• **Given records**
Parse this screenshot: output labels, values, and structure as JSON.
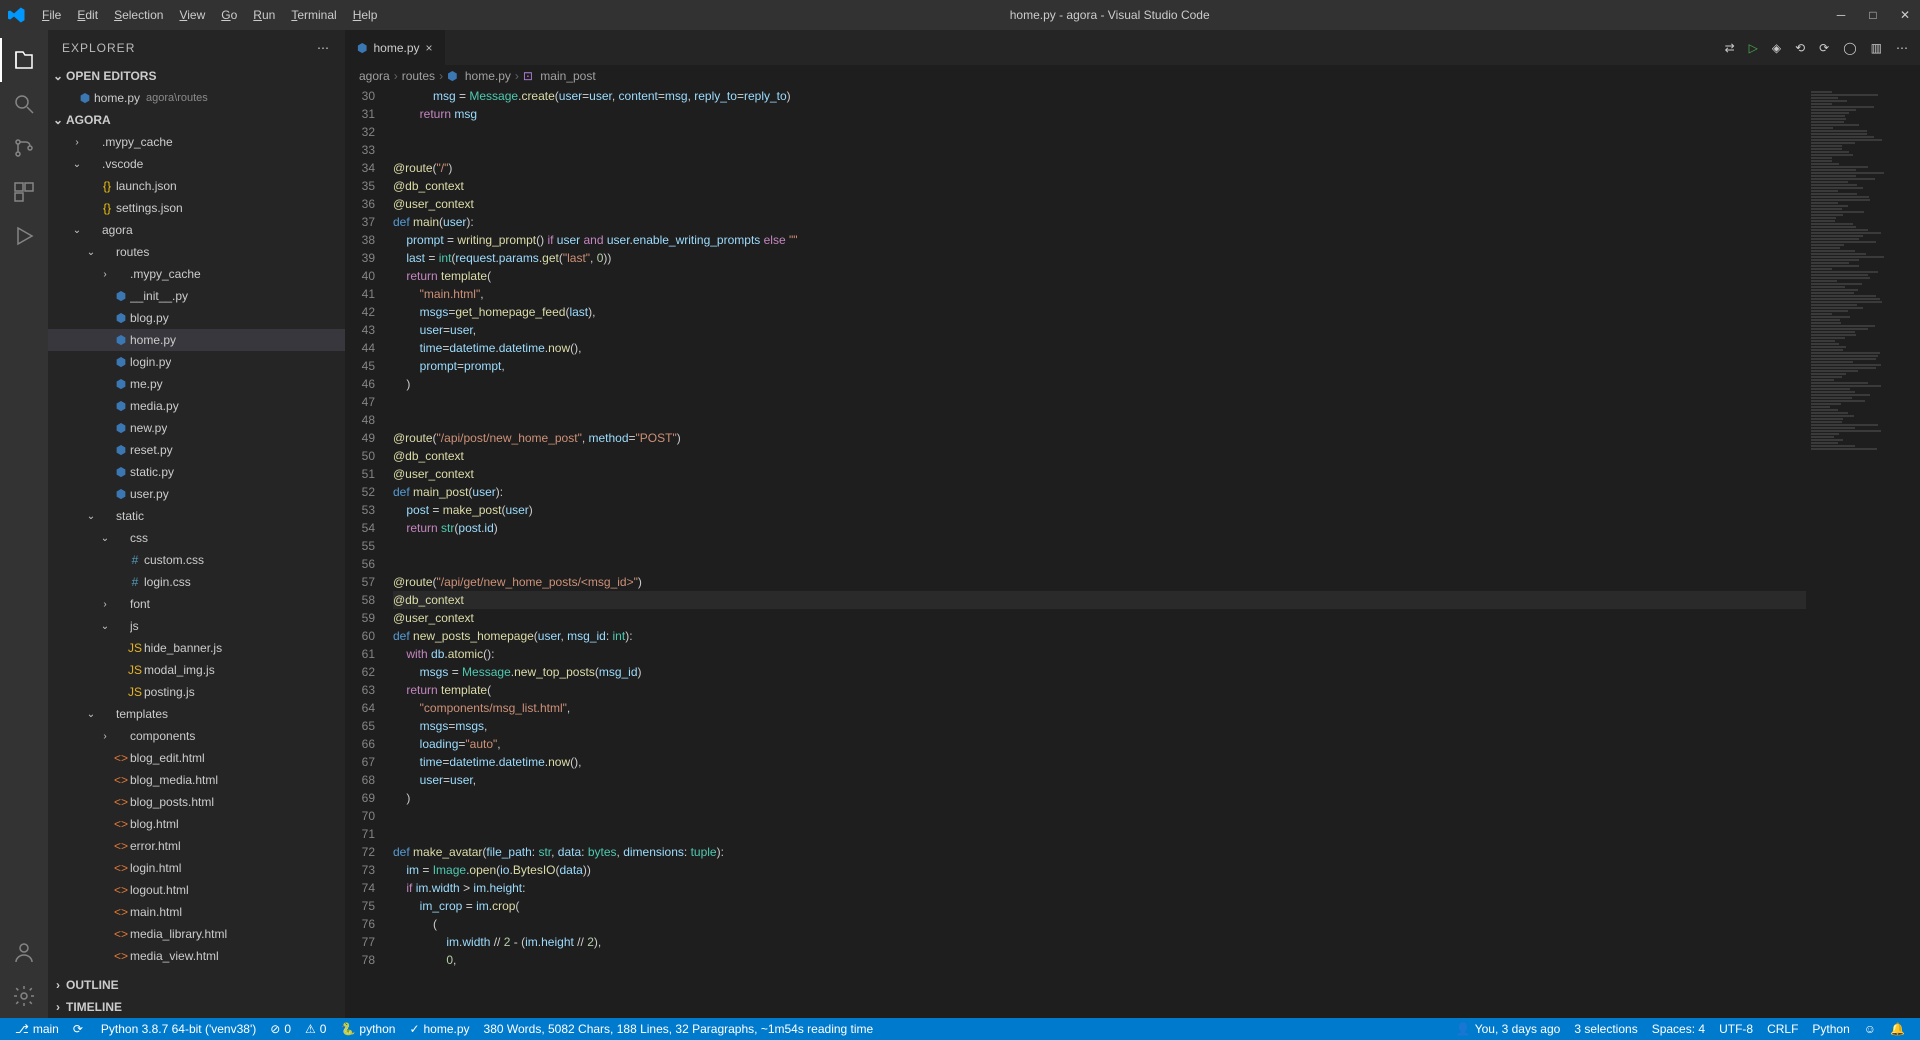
{
  "titlebar": {
    "menus": [
      "File",
      "Edit",
      "Selection",
      "View",
      "Go",
      "Run",
      "Terminal",
      "Help"
    ],
    "title": "home.py - agora - Visual Studio Code"
  },
  "activity": {
    "items": [
      "files",
      "search",
      "scm",
      "run",
      "extensions"
    ],
    "bottom": [
      "account",
      "gear"
    ]
  },
  "sidebar": {
    "title": "EXPLORER",
    "open_editors_label": "OPEN EDITORS",
    "open_editors": [
      {
        "name": "home.py",
        "hint": "agora\\routes",
        "icon": "py"
      }
    ],
    "project": "AGORA",
    "outline_label": "OUTLINE",
    "timeline_label": "TIMELINE",
    "tree": [
      {
        "d": 1,
        "t": "folder-c",
        "n": ".mypy_cache"
      },
      {
        "d": 1,
        "t": "folder-o",
        "n": ".vscode"
      },
      {
        "d": 2,
        "t": "json",
        "n": "launch.json"
      },
      {
        "d": 2,
        "t": "json",
        "n": "settings.json"
      },
      {
        "d": 1,
        "t": "folder-o",
        "n": "agora"
      },
      {
        "d": 2,
        "t": "folder-o",
        "n": "routes"
      },
      {
        "d": 3,
        "t": "folder-c",
        "n": ".mypy_cache"
      },
      {
        "d": 3,
        "t": "py",
        "n": "__init__.py"
      },
      {
        "d": 3,
        "t": "py",
        "n": "blog.py"
      },
      {
        "d": 3,
        "t": "py",
        "n": "home.py",
        "sel": true
      },
      {
        "d": 3,
        "t": "py",
        "n": "login.py"
      },
      {
        "d": 3,
        "t": "py",
        "n": "me.py"
      },
      {
        "d": 3,
        "t": "py",
        "n": "media.py"
      },
      {
        "d": 3,
        "t": "py",
        "n": "new.py"
      },
      {
        "d": 3,
        "t": "py",
        "n": "reset.py"
      },
      {
        "d": 3,
        "t": "py",
        "n": "static.py"
      },
      {
        "d": 3,
        "t": "py",
        "n": "user.py"
      },
      {
        "d": 2,
        "t": "folder-o",
        "n": "static"
      },
      {
        "d": 3,
        "t": "folder-o",
        "n": "css"
      },
      {
        "d": 4,
        "t": "css",
        "n": "custom.css"
      },
      {
        "d": 4,
        "t": "css",
        "n": "login.css"
      },
      {
        "d": 3,
        "t": "folder-c",
        "n": "font"
      },
      {
        "d": 3,
        "t": "folder-o",
        "n": "js"
      },
      {
        "d": 4,
        "t": "js",
        "n": "hide_banner.js"
      },
      {
        "d": 4,
        "t": "js",
        "n": "modal_img.js"
      },
      {
        "d": 4,
        "t": "js",
        "n": "posting.js"
      },
      {
        "d": 2,
        "t": "folder-o",
        "n": "templates"
      },
      {
        "d": 3,
        "t": "folder-c",
        "n": "components"
      },
      {
        "d": 3,
        "t": "html",
        "n": "blog_edit.html"
      },
      {
        "d": 3,
        "t": "html",
        "n": "blog_media.html"
      },
      {
        "d": 3,
        "t": "html",
        "n": "blog_posts.html"
      },
      {
        "d": 3,
        "t": "html",
        "n": "blog.html"
      },
      {
        "d": 3,
        "t": "html",
        "n": "error.html"
      },
      {
        "d": 3,
        "t": "html",
        "n": "login.html"
      },
      {
        "d": 3,
        "t": "html",
        "n": "logout.html"
      },
      {
        "d": 3,
        "t": "html",
        "n": "main.html"
      },
      {
        "d": 3,
        "t": "html",
        "n": "media_library.html"
      },
      {
        "d": 3,
        "t": "html",
        "n": "media_view.html"
      }
    ]
  },
  "tabs": {
    "active": {
      "name": "home.py",
      "icon": "py"
    }
  },
  "breadcrumbs": [
    "agora",
    "routes",
    "home.py",
    "main_post"
  ],
  "bc_icons": [
    "",
    "",
    "py",
    "fn"
  ],
  "code": {
    "first_line": 30,
    "current_line": 58,
    "lines": [
      "            <span class='tok-var'>msg</span> <span class='tok-op'>=</span> <span class='tok-cls'>Message</span>.<span class='tok-fn'>create</span>(<span class='tok-var'>user</span><span class='tok-op'>=</span><span class='tok-var'>user</span>, <span class='tok-var'>content</span><span class='tok-op'>=</span><span class='tok-var'>msg</span>, <span class='tok-var'>reply_to</span><span class='tok-op'>=</span><span class='tok-var'>reply_to</span>)",
      "        <span class='tok-kw'>return</span> <span class='tok-var'>msg</span>",
      "",
      "",
      "<span class='tok-dec'>@route</span>(<span class='tok-str'>\"/\"</span>)",
      "<span class='tok-dec'>@db_context</span>",
      "<span class='tok-dec'>@user_context</span>",
      "<span class='tok-def'>def</span> <span class='tok-fn'>main</span>(<span class='tok-var'>user</span>):",
      "    <span class='tok-var'>prompt</span> <span class='tok-op'>=</span> <span class='tok-fn'>writing_prompt</span>() <span class='tok-kw'>if</span> <span class='tok-var'>user</span> <span class='tok-kw'>and</span> <span class='tok-var'>user</span>.<span class='tok-var'>enable_writing_prompts</span> <span class='tok-kw'>else</span> <span class='tok-str'>\"\"</span>",
      "    <span class='tok-var'>last</span> <span class='tok-op'>=</span> <span class='tok-cls'>int</span>(<span class='tok-var'>request</span>.<span class='tok-var'>params</span>.<span class='tok-fn'>get</span>(<span class='tok-str'>\"last\"</span>, <span class='tok-num'>0</span>))",
      "    <span class='tok-kw'>return</span> <span class='tok-fn'>template</span>(",
      "        <span class='tok-str'>\"main.html\"</span>,",
      "        <span class='tok-var'>msgs</span><span class='tok-op'>=</span><span class='tok-fn'>get_homepage_feed</span>(<span class='tok-var'>last</span>),",
      "        <span class='tok-var'>user</span><span class='tok-op'>=</span><span class='tok-var'>user</span>,",
      "        <span class='tok-var'>time</span><span class='tok-op'>=</span><span class='tok-var'>datetime</span>.<span class='tok-var'>datetime</span>.<span class='tok-fn'>now</span>(),",
      "        <span class='tok-var'>prompt</span><span class='tok-op'>=</span><span class='tok-var'>prompt</span>,",
      "    )",
      "",
      "",
      "<span class='tok-dec'>@route</span>(<span class='tok-str'>\"/api/post/new_home_post\"</span>, <span class='tok-var'>method</span><span class='tok-op'>=</span><span class='tok-str'>\"POST\"</span>)",
      "<span class='tok-dec'>@db_context</span>",
      "<span class='tok-dec'>@user_context</span>",
      "<span class='tok-def'>def</span> <span class='tok-fn'>main_post</span>(<span class='tok-var'>user</span>):",
      "    <span class='tok-var'>post</span> <span class='tok-op'>=</span> <span class='tok-fn'>make_post</span>(<span class='tok-var'>user</span>)",
      "    <span class='tok-kw'>return</span> <span class='tok-cls'>str</span>(<span class='tok-var'>post</span>.<span class='tok-var'>id</span>)",
      "",
      "",
      "<span class='tok-dec'>@route</span>(<span class='tok-str'>\"/api/get/new_home_posts/&lt;msg_id&gt;\"</span>)",
      "<span class='tok-dec'>@db_context</span>",
      "<span class='tok-dec'>@user_context</span>",
      "<span class='tok-def'>def</span> <span class='tok-fn'>new_posts_homepage</span>(<span class='tok-var'>user</span>, <span class='tok-var'>msg_id</span>: <span class='tok-cls'>int</span>):",
      "    <span class='tok-kw'>with</span> <span class='tok-var'>db</span>.<span class='tok-fn'>atomic</span>():",
      "        <span class='tok-var'>msgs</span> <span class='tok-op'>=</span> <span class='tok-cls'>Message</span>.<span class='tok-fn'>new_top_posts</span>(<span class='tok-var'>msg_id</span>)",
      "    <span class='tok-kw'>return</span> <span class='tok-fn'>template</span>(",
      "        <span class='tok-str'>\"components/msg_list.html\"</span>,",
      "        <span class='tok-var'>msgs</span><span class='tok-op'>=</span><span class='tok-var'>msgs</span>,",
      "        <span class='tok-var'>loading</span><span class='tok-op'>=</span><span class='tok-str'>\"auto\"</span>,",
      "        <span class='tok-var'>time</span><span class='tok-op'>=</span><span class='tok-var'>datetime</span>.<span class='tok-var'>datetime</span>.<span class='tok-fn'>now</span>(),",
      "        <span class='tok-var'>user</span><span class='tok-op'>=</span><span class='tok-var'>user</span>,",
      "    )",
      "",
      "",
      "<span class='tok-def'>def</span> <span class='tok-fn'>make_avatar</span>(<span class='tok-var'>file_path</span>: <span class='tok-cls'>str</span>, <span class='tok-var'>data</span>: <span class='tok-cls'>bytes</span>, <span class='tok-var'>dimensions</span>: <span class='tok-cls'>tuple</span>):",
      "    <span class='tok-var'>im</span> <span class='tok-op'>=</span> <span class='tok-cls'>Image</span>.<span class='tok-fn'>open</span>(<span class='tok-var'>io</span>.<span class='tok-fn'>BytesIO</span>(<span class='tok-var'>data</span>))",
      "    <span class='tok-kw'>if</span> <span class='tok-var'>im</span>.<span class='tok-var'>width</span> <span class='tok-op'>&gt;</span> <span class='tok-var'>im</span>.<span class='tok-var'>height</span>:",
      "        <span class='tok-var'>im_crop</span> <span class='tok-op'>=</span> <span class='tok-var'>im</span>.<span class='tok-fn'>crop</span>(",
      "            (",
      "                <span class='tok-var'>im</span>.<span class='tok-var'>width</span> <span class='tok-op'>//</span> <span class='tok-num'>2</span> <span class='tok-op'>-</span> (<span class='tok-var'>im</span>.<span class='tok-var'>height</span> <span class='tok-op'>//</span> <span class='tok-num'>2</span>),",
      "                <span class='tok-num'>0</span>,"
    ]
  },
  "status": {
    "left": [
      {
        "icon": "branch",
        "text": "main"
      },
      {
        "icon": "sync",
        "text": ""
      },
      {
        "icon": "",
        "text": "Python 3.8.7 64-bit ('venv38')"
      },
      {
        "icon": "err",
        "text": "0"
      },
      {
        "icon": "warn",
        "text": "0"
      },
      {
        "icon": "py",
        "text": "python"
      },
      {
        "icon": "check",
        "text": "home.py"
      },
      {
        "icon": "",
        "text": "380 Words, 5082 Chars, 188 Lines, 32 Paragraphs, ~1m54s reading time"
      }
    ],
    "right": [
      {
        "icon": "user",
        "text": "You, 3 days ago"
      },
      {
        "text": "3 selections"
      },
      {
        "text": "Spaces: 4"
      },
      {
        "text": "UTF-8"
      },
      {
        "text": "CRLF"
      },
      {
        "text": "Python"
      },
      {
        "icon": "smile",
        "text": ""
      },
      {
        "icon": "bell",
        "text": ""
      }
    ]
  }
}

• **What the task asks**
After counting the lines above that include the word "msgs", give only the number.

• **Your response**
3